What led you to create your latest installation The Pollination Dance?
The inspiration is pollination, the changing of the seasons and the passing of time. The collaboration is about celebrating the important role that pollinators play in ensuring biodiversity, but also to admire the beauty and mystery of the pollination act itself. It is a fleeting moment full of joy and vitality.
Your first debuted the piece at the House of Wonder, did Tokyo influence your work, as you put the final touches to the piece?
Japan was always an inspiration. Things like Japanese zen gardens for contemplation were very influential in creating the architecture of the art installation.
You work outside of Mexico City on a farm, how long have you had that space and how do you use it to influence your work?
I don´t own the farm but I work with a community of indigenous farmers outside of Mexico City and we have been working together to find ways to preserve their traditional farming within their ancestral lands by combining design, and the creation of new materials from the by-products of their crops. That collaboration has greatly influenced my work because they have taught me how everything in nature is interconnected and how with a proper knowledge of these interconnections we can strike a balance where plants, animals and humans work together to create abundance.
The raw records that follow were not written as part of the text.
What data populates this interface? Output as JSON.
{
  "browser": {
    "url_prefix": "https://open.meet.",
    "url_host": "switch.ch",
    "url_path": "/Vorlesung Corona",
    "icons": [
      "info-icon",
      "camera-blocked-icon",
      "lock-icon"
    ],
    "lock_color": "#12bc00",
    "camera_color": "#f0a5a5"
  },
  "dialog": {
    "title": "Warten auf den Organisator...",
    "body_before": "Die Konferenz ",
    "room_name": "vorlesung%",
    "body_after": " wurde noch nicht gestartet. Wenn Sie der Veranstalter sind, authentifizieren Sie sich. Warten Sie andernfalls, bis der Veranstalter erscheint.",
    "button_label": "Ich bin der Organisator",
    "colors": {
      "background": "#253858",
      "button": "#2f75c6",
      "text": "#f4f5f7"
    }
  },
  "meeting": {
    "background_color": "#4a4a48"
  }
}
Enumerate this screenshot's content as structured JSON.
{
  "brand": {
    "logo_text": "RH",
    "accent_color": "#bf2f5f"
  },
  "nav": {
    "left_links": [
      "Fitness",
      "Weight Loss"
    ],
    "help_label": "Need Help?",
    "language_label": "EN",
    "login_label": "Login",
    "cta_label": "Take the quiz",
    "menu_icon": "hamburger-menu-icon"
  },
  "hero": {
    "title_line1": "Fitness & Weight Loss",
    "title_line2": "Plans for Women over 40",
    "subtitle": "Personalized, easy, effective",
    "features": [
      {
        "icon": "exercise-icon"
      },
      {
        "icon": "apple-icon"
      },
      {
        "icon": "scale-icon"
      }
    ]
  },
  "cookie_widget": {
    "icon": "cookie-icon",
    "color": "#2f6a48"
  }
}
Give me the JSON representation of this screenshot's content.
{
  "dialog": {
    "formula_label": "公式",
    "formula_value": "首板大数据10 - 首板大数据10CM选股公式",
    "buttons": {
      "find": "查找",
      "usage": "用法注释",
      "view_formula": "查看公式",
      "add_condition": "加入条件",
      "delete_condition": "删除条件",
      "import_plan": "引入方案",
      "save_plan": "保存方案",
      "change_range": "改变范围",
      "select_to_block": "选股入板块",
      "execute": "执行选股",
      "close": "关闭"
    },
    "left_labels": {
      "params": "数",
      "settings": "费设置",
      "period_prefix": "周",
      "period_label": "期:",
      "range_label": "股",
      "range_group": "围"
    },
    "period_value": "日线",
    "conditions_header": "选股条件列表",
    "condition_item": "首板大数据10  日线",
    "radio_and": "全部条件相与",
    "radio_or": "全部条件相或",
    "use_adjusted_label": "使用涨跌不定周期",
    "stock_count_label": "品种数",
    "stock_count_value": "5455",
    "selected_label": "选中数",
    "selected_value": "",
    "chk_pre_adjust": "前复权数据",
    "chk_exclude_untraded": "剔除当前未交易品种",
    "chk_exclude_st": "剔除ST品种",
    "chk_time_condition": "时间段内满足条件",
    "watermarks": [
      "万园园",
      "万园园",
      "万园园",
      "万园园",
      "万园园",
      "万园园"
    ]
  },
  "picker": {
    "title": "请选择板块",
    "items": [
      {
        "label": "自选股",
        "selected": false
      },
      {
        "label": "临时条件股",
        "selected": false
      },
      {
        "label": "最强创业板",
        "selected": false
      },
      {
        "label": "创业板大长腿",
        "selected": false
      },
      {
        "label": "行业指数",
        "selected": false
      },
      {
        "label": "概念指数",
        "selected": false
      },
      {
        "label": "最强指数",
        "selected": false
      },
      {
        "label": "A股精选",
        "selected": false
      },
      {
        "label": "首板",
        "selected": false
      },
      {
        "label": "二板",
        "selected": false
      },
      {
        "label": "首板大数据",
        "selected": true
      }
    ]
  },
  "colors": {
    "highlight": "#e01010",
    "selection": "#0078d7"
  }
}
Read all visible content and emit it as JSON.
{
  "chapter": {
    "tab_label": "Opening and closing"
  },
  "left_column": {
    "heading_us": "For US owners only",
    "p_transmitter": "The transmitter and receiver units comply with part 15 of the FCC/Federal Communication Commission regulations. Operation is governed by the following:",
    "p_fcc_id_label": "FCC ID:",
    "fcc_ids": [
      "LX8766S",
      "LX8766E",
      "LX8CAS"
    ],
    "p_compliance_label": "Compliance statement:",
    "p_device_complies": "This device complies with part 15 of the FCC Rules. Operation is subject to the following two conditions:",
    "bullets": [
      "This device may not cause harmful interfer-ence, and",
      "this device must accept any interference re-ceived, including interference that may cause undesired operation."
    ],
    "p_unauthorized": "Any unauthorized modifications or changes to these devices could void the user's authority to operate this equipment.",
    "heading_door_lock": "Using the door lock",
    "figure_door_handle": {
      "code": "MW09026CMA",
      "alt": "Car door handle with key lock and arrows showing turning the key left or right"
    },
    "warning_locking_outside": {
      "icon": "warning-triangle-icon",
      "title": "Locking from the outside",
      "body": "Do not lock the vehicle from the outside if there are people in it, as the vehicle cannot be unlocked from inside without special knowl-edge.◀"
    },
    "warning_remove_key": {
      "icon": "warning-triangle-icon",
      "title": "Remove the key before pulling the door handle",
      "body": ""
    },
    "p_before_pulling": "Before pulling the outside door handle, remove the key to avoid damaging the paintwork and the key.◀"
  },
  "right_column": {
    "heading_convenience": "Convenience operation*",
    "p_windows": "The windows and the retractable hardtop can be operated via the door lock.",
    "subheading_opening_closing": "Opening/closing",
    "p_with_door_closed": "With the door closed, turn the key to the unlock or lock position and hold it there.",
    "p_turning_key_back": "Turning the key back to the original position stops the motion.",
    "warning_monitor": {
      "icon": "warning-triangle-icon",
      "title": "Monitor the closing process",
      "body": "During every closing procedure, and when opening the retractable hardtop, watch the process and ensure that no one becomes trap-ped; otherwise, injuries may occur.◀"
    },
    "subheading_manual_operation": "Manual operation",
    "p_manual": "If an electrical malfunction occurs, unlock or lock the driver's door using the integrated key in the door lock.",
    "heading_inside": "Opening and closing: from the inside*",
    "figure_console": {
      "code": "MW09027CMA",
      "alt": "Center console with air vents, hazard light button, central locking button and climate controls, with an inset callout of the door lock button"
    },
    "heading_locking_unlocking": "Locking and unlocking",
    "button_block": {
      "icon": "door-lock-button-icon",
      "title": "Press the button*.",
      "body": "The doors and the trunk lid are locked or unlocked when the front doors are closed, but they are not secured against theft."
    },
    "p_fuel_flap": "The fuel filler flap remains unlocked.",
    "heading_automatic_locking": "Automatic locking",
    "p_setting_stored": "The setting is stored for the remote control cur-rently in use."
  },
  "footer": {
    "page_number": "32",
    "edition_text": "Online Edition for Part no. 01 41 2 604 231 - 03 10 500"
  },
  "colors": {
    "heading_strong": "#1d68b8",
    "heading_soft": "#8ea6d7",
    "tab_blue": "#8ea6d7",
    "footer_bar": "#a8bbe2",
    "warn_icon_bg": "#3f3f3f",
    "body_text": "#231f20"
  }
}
How does working in rural Mexico, and not Mexico City, show itself in your designs?
Mexico is a place that wherever you are you are very close to natural materials, it is easy to go to the source there and to find people to help you make your vision a reality without the need of big investment or machinery. Craft and proximity to nature is what makes Mexico so special.
Many people know of Mexico City as a creative place, but not so much the surrounding countryside. What’s a draw for you about rural Mexico that people don’t know?
Most of the things we associate with Mexican culture and gastronomy actually come from our indigenous population. It has been their resilience to withstand modernization that has given us the cultural capital that the world is so obsessed with now. Unfortunately they are still some of the most marginalized and unrecognized communities. If you want to go to the source and to learn from them in a respectful way, you have to go to the countryside.
You’ll be showing The Pollination Dance at Design Miami, how do you want audiences to interact with the work there?
Miami will be an even bigger and more ambitious version of the show in Japan, but with the same principles in mind. We are including poetry readings in the space related to pollination and I am very excited to see how people will react to that, and immerse themselves in the experience.